Nursing program now accredited, Owens president says
Written by PETER KUEBECK/Sentinel Staff Writer
Tuesday, 13 August 2013 11:13
Comparing his institution to General Motors, Harley-Davidson and Apple - corporations that famously floundered before finding their footing - Owens Community College President Michael Bower on Tuesday acknowledged recent challenges in the school's past even as he offered ideas for the future.
Bower delivered his first State of the College Address before gathered faculty, students and administrators at the Center for Fine and Performing Arts.
"They went through some rocky times," Bower said of the companies, "but they survived and they flourished."
"I'm up to it and I'm glad to be here."
Owens has faced a series of difficulties of late. Enrollment has been slipping for the past three years: from 11,157 in 2011 to an expected 8,727 this fall. This means a decrease in income of more than $8.2 million, despite an already-announced tuition hike.
In an effort to save about $7.5 million dollars during the 2014 fiscal year, 30 administrative staff members were let go and an additional 30 were to be reassigned. Further, in 2011, 83 students in Owens' nursing program filed two high-profile lawsuits against the institution for failing to inform them that the program had lost its accreditation in 2009.
Among his first statements Tuesday, Bower announced that the nursing program has regained accreditation from the National League for Nursing Accreditation Commission.
"I know you've been waiting a long time for it," he said, leading a standing ovation in recognitions of staff members who he said "worked long and tireless hours to make this happen."
Bower also tackled head-on the issue of the recent layoffs, saying "I'm very aware that some emotions are running high," and acknowledging that many in the audience may be feeling "survivor's guilt" regarding their former colleagues, or experiencing anxiety over the ultimate fate of their own jobs.
"These are difficult times and we need to discuss it," said Bower. "It is very difficult to lay off people, and it's unfortunate."
To help the school improve, Bower outlined three areas of focus for the institution.

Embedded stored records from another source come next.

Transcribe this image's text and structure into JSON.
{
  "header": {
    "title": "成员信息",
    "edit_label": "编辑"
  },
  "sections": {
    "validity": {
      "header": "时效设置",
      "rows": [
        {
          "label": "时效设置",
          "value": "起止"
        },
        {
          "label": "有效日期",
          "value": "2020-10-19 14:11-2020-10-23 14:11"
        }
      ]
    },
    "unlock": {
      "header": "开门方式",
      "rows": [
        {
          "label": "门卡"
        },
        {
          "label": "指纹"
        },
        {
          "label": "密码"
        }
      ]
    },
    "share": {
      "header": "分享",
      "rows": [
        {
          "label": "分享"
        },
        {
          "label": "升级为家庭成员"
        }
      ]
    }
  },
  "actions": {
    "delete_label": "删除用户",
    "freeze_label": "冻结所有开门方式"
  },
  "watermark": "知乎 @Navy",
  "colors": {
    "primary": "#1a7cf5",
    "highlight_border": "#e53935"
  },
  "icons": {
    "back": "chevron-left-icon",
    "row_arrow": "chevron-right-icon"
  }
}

"We will be the higher education institution of choice," he said, relating a story where one prospective student was amazed when he learned of Owens' low tuition rates, though he previously hadn't been looking into attending the school.

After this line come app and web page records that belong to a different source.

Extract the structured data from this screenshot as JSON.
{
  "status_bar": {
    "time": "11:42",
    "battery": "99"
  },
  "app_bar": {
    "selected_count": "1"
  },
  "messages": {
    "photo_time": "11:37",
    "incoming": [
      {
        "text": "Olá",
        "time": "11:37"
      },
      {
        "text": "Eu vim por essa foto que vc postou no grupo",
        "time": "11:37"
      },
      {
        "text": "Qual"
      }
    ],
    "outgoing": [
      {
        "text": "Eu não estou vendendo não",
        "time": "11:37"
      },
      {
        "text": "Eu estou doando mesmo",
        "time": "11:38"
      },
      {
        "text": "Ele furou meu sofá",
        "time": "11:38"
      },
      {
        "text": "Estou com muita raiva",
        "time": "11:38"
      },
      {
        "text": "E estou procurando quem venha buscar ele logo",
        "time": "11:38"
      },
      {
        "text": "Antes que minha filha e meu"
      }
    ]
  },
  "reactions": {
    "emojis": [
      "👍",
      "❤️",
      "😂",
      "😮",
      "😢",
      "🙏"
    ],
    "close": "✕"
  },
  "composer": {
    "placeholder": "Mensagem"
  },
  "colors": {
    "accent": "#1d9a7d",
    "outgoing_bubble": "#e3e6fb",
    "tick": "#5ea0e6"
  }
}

"Affordability is something we need to emphasize."
To further the point, he later pointed out some potentially confusing elements in branding Owens or related programs. Among the issues: the fact that the main Owens campus is often referred to as the "Toledo campus" - despite being located squarely in Perrysburg Township, in Wood County.
"At some point in time we'll definitely have to look at that" to alleviate student confusion.
Secondly, Bower said that the college will focus on employee support with training, information and resources - but also expect more from employees as a result.
Third, he said that the college will seek to maintain the trust of its constituents, which will be accomplished through responsible management.
He said that, among one related initiative, will be the transition to a full-campus police force at both the Perrysburg Township and Findlay campuses - hopefully by January.
"I am concerned always about your safety," he said, citing violent incidents at schools throughout the country in recent years.
Bower pointed out areas of improvement for Owens to work on as well.
The 2014 budget, he said, will be of utmost importance, as state share of instruction continues to fluctuate.
While the budget had previously been examined at the end of each semester, "now we monitor it weekly" in an effort to be more nimble and respond to issues as they crop up.
Further, a business plan template has been developed and is being "beta-tested" around the campus. Eventually, "everybody will be required to work with that plan."
Bower also said that the physical plant and organizational structure will be looked at, too.
Third, he pointed to a looming issue - enrollment - and the need for a revolution in how it is viewed on campus.
"I want you from this point on not to think of numbers," he said, noting that with the new state funding model, institutions will receive money not based on the number of students they enroll, but on the number that graduate. He exhorted attendees to instead focus on relationships with students, and on retention. A strategic enrollment management team has been established that is working on strategies for successive years. Owens additionally has plans in the works to adopt a full-time advising model.
"Each of us has the ability to affect a student in front of us," he said.
Further, the college is looking into a concept that has been talked about for some time: the possibility of a residence hall for students.
"We're exploring the idea," he said. "It's baby steps, folks. We want to make sure it's the right idea for us."
"I think we've been working on communications and relationships," Bower said of his speech's focus during an interview with media after the event.
"We need to be more involved with our students, engaged with our students."
Last Updated on Wednesday, 14 August 2013 09:31